# Problem to work on
Every entry has to be output exactly, with none skipped.

——————————

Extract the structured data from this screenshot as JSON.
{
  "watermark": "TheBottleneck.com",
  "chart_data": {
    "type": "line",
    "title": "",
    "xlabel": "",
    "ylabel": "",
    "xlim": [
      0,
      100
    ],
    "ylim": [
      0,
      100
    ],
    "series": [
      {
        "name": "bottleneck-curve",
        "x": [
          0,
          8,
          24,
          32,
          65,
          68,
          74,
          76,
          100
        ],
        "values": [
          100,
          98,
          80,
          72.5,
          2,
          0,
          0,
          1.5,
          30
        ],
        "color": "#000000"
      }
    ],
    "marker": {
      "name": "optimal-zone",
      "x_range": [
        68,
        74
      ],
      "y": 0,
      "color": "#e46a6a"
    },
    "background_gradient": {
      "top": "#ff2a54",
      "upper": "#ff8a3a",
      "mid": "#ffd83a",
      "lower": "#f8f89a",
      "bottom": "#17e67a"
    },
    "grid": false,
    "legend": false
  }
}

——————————

# Expected answer
Extract the structured data from this screenshot as JSON.
{
  "watermark": "TheBottleneck.com",
  "chart_data": {
    "type": "line",
    "title": "",
    "xlabel": "",
    "ylabel": "",
    "xlim": [
      0,
      100
    ],
    "ylim": [
      0,
      100
    ],
    "series": [
      {
        "name": "bottleneck-curve",
        "x": [
          0,
          8,
          24,
          32,
          65,
          68,
          74,
          76,
          100
        ],
        "values": [
          100,
          98,
          80,
          72.5,
          2,
          0,
          0,
          1.5,
          30
        ],
        "color": "#000000"
      }
    ],
    "marker": {
      "name": "optimal-zone",
      "x_range": [
        68,
        74
      ],
      "y": 0,
      "color": "#e46a6a"
    },
    "background_gradient": {
      "top": "#ff2a54",
      "upper": "#ff8a3a",
      "mid": "#ffd83a",
      "lower": "#f8f89a",
      "bottom": "#17e67a"
    },
    "grid": false,
    "legend": false
  }
}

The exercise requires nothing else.